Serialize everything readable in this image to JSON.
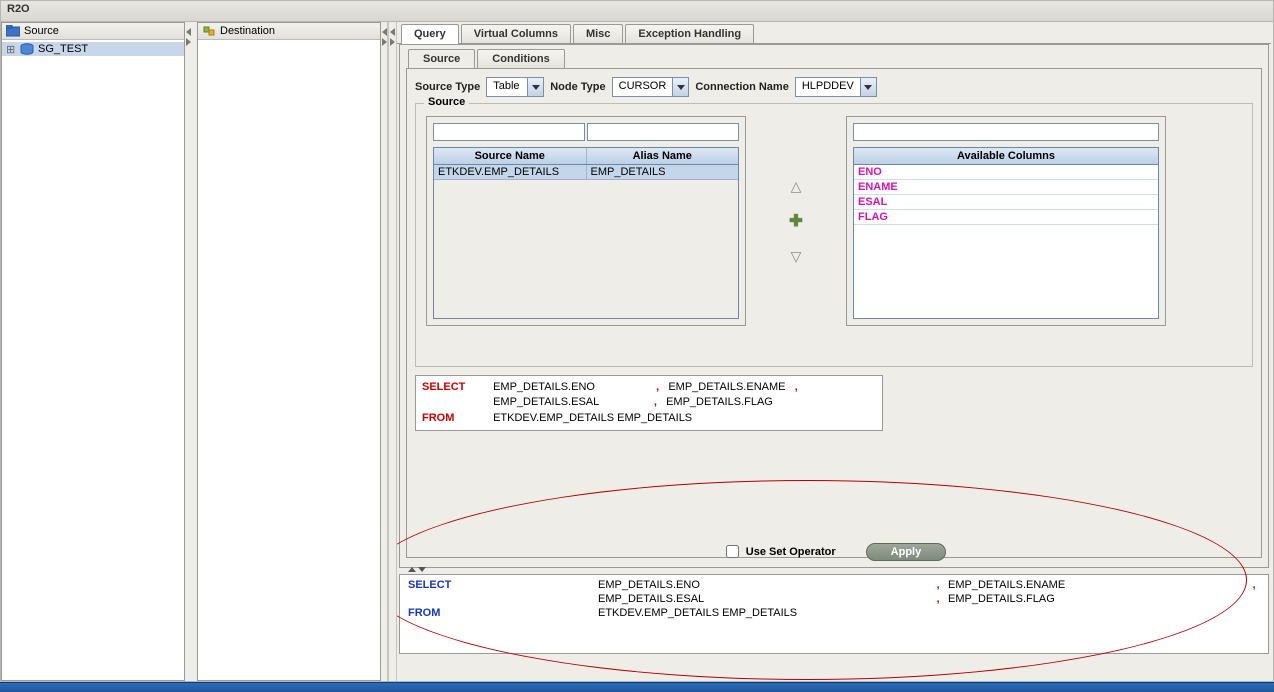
{
  "window": {
    "title": "R2O"
  },
  "tree_source": {
    "header": "Source",
    "items": [
      {
        "label": "SG_TEST",
        "selected": true
      }
    ]
  },
  "tree_dest": {
    "header": "Destination"
  },
  "top_tabs": {
    "query": "Query",
    "virtual": "Virtual Columns",
    "misc": "Misc",
    "exception": "Exception Handling"
  },
  "sub_tabs": {
    "source": "Source",
    "conditions": "Conditions"
  },
  "form": {
    "source_type_label": "Source Type",
    "source_type_value": "Table",
    "node_type_label": "Node Type",
    "node_type_value": "CURSOR",
    "conn_label": "Connection Name",
    "conn_value": "HLPDDEV"
  },
  "fieldset_legend": "Source",
  "src_grid": {
    "head_source": "Source Name",
    "head_alias": "Alias Name",
    "rows": [
      {
        "source": "ETKDEV.EMP_DETAILS",
        "alias": "EMP_DETAILS"
      }
    ]
  },
  "cols_grid": {
    "head": "Available Columns",
    "items": [
      "ENO",
      "ENAME",
      "ESAL",
      "FLAG"
    ]
  },
  "sql_preview": {
    "select_kw": "SELECT",
    "from_kw": "FROM",
    "cols": [
      "EMP_DETAILS.ENO",
      "EMP_DETAILS.ENAME",
      "EMP_DETAILS.ESAL",
      "EMP_DETAILS.FLAG"
    ],
    "from_clause": "ETKDEV.EMP_DETAILS EMP_DETAILS"
  },
  "inner_bottom": {
    "use_set": "Use Set Operator",
    "apply": "Apply"
  },
  "lower_sql": {
    "select_kw": "SELECT",
    "from_kw": "FROM",
    "c1": "EMP_DETAILS.ENO",
    "c2": "EMP_DETAILS.ENAME",
    "c3": "EMP_DETAILS.ESAL",
    "c4": "EMP_DETAILS.FLAG",
    "from_clause": "ETKDEV.EMP_DETAILS EMP_DETAILS"
  }
}
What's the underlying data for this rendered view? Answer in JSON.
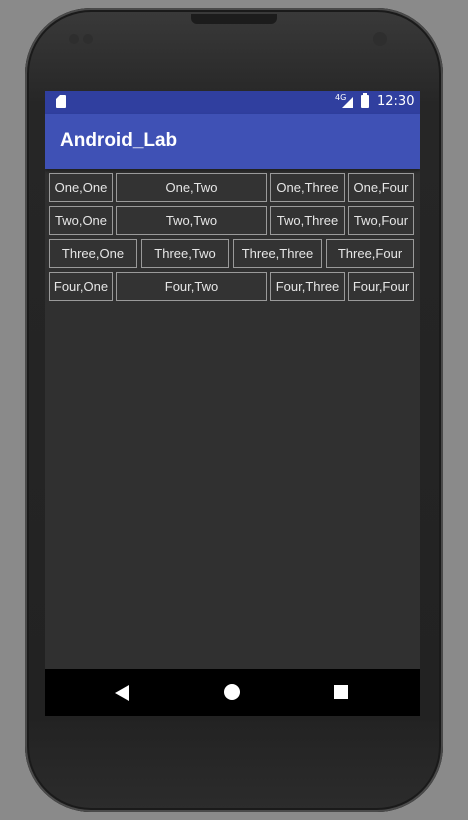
{
  "status_bar": {
    "network": "4G",
    "time": "12:30",
    "icons": [
      "sd-card-icon",
      "signal-icon",
      "battery-icon"
    ]
  },
  "app_bar": {
    "title": "Android_Lab"
  },
  "grid": {
    "rows": [
      [
        "One,One",
        "One,Two",
        "One,Three",
        "One,Four"
      ],
      [
        "Two,One",
        "Two,Two",
        "Two,Three",
        "Two,Four"
      ],
      [
        "Three,One",
        "Three,Two",
        "Three,Three",
        "Three,Four"
      ],
      [
        "Four,One",
        "Four,Two",
        "Four,Three",
        "Four,Four"
      ]
    ]
  },
  "nav_bar": {
    "icons": [
      "back-icon",
      "home-icon",
      "recents-icon"
    ]
  },
  "colors": {
    "status_bar": "#303f9f",
    "app_bar": "#3f51b5",
    "screen_background": "#303030"
  }
}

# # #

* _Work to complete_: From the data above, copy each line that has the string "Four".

* _Answer space_:
        "One,Four"
        "Two,Four"
        "Three,Four"
        "Four,One",
        "Four,Two",
        "Four,Three",
        "Four,Four"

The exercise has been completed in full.